**WHAT THE EXERCISE ASKS**
Wherever the word "this" appears in a line of the data, that line should be copied.

#### DATA TO USE ####

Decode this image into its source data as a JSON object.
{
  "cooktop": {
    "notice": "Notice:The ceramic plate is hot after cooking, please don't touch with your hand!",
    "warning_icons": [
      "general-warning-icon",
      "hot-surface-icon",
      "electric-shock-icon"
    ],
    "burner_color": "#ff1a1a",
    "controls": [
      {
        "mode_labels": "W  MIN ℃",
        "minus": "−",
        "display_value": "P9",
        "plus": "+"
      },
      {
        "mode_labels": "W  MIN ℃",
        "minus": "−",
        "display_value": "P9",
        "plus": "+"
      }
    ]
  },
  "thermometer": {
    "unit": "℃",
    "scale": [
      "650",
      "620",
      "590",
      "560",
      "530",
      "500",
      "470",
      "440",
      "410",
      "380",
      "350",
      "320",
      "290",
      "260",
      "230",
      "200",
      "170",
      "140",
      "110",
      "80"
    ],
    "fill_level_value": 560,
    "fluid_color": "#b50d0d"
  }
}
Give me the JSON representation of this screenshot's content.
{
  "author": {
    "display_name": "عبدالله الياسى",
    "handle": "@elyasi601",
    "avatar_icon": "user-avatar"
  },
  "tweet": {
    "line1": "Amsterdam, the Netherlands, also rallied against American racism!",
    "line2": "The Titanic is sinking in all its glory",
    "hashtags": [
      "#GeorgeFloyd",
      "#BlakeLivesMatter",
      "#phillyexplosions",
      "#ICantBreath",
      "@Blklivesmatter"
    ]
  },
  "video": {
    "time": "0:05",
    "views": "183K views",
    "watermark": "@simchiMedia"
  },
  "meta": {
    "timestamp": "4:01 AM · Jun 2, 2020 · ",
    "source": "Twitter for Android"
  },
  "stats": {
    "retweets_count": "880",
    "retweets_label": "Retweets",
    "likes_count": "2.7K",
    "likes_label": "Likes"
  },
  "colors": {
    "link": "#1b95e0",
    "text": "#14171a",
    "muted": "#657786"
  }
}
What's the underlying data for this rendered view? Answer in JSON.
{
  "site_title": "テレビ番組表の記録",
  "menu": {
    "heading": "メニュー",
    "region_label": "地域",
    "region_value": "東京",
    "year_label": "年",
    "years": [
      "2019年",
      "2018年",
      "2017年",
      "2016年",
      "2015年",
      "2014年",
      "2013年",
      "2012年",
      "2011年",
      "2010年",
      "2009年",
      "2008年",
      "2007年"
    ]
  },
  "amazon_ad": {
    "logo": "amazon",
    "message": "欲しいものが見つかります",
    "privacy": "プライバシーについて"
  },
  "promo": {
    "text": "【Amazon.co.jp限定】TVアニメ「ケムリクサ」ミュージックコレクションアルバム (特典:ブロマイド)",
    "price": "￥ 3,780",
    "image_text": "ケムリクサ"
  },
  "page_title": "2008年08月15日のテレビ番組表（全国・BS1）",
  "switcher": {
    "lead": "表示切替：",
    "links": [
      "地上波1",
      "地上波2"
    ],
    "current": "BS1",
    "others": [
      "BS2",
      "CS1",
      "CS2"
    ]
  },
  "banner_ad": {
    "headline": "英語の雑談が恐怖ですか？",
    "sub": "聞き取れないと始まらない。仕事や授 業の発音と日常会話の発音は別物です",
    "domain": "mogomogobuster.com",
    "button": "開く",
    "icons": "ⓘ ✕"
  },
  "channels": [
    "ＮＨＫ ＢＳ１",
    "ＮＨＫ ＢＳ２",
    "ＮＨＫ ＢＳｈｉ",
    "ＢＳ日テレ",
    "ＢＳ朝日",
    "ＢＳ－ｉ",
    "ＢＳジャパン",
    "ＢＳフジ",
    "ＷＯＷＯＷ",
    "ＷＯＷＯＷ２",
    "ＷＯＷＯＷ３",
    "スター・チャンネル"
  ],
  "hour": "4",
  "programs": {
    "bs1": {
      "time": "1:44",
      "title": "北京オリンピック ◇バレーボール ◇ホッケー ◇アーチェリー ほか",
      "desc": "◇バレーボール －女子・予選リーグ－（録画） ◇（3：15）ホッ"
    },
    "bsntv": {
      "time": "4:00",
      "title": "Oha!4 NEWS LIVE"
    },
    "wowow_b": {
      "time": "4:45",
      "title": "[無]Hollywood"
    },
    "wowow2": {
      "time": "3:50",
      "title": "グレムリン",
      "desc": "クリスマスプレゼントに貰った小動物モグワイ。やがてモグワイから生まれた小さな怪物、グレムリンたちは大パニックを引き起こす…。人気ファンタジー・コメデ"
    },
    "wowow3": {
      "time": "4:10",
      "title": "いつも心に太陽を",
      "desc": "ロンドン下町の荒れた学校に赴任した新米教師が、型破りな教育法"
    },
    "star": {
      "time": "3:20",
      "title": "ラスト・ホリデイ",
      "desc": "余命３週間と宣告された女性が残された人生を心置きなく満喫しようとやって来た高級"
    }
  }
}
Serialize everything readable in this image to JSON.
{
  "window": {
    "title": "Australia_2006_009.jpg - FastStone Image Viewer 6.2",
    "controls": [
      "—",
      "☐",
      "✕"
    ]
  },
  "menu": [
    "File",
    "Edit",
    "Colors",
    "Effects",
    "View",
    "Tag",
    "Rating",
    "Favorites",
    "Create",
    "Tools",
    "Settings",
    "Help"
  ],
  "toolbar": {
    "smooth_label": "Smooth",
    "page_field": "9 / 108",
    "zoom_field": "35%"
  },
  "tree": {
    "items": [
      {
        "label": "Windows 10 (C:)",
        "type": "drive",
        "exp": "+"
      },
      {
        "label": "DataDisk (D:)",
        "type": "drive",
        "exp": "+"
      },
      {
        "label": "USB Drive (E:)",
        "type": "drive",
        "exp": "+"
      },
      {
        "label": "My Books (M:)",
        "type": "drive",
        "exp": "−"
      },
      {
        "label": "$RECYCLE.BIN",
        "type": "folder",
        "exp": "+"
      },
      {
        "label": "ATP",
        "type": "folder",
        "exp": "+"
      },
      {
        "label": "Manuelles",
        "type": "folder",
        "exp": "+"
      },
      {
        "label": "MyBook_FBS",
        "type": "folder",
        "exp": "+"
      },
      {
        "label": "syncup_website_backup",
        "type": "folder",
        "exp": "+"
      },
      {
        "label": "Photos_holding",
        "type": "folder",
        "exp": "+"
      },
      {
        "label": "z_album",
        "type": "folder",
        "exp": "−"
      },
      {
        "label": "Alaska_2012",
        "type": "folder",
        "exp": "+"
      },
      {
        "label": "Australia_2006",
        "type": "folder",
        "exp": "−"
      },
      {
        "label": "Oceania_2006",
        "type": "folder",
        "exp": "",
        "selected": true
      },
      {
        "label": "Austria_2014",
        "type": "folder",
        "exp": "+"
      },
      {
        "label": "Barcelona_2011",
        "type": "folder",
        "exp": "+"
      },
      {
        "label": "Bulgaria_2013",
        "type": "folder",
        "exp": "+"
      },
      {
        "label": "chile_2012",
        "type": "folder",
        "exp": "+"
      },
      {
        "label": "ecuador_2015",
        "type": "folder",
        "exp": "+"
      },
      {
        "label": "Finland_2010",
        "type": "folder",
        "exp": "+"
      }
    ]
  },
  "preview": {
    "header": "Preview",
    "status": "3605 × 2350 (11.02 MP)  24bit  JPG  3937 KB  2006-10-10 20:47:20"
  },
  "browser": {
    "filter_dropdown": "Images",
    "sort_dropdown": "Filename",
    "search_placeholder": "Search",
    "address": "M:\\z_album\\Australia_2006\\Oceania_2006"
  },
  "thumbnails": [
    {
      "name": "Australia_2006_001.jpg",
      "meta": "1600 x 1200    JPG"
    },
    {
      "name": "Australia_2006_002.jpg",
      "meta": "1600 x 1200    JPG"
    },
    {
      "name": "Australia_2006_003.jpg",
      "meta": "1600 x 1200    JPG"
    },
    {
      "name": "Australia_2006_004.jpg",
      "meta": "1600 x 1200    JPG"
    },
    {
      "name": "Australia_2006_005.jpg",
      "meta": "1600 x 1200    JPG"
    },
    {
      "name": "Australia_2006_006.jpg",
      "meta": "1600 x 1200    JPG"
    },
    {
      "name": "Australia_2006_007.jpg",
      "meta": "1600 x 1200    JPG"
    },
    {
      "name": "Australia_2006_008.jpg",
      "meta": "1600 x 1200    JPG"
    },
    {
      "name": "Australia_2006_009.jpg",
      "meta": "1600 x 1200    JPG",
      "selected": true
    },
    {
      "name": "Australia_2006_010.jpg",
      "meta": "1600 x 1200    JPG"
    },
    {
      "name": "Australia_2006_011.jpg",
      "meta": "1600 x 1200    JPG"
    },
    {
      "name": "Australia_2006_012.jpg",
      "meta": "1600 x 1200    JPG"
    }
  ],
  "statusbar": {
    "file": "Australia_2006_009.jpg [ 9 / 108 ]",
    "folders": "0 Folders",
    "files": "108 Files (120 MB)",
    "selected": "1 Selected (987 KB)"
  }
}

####

**TASK SOLUTION**
Decode this image into its source data as a JSON object.
Give me the JSON representation of this screenshot's content.
What's the underlying data for this rendered view? Answer in JSON.
Serialize everything readable in this image to JSON.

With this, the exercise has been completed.